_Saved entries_

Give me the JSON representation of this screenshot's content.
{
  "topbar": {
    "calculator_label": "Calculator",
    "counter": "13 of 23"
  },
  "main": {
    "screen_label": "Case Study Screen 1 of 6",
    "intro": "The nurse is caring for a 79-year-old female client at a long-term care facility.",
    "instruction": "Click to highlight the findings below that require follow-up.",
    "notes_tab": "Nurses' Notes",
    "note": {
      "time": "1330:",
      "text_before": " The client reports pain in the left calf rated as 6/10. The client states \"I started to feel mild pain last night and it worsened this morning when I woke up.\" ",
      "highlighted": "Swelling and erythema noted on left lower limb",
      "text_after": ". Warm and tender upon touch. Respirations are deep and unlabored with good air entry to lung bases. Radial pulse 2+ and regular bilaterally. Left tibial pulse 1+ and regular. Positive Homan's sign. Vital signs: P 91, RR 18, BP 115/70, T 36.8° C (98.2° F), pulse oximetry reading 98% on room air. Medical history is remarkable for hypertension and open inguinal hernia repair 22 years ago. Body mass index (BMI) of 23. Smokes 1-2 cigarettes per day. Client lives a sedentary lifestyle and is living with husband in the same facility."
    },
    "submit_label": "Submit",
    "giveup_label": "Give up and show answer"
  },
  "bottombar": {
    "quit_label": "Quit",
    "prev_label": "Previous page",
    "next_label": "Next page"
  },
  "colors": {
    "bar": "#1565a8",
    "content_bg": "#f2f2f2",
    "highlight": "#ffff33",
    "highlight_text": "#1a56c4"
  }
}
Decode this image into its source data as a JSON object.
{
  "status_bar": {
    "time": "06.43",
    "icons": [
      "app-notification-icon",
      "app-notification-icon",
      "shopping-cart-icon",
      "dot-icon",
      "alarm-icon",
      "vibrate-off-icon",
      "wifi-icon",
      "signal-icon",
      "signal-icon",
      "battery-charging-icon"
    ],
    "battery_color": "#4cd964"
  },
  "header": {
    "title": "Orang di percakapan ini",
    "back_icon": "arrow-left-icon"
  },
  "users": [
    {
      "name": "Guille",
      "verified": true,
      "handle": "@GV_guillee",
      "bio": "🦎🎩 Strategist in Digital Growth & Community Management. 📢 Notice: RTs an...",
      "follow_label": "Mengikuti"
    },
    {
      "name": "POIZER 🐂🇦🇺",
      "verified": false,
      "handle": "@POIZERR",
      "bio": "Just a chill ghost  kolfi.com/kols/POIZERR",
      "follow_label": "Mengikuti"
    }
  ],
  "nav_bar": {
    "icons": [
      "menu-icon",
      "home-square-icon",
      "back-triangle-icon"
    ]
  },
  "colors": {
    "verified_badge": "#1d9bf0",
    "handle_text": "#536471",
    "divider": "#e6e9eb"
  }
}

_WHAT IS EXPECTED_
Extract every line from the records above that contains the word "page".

_WRITTEN REPLY_
    "prev_label": "Previous page",
    "next_label": "Next page"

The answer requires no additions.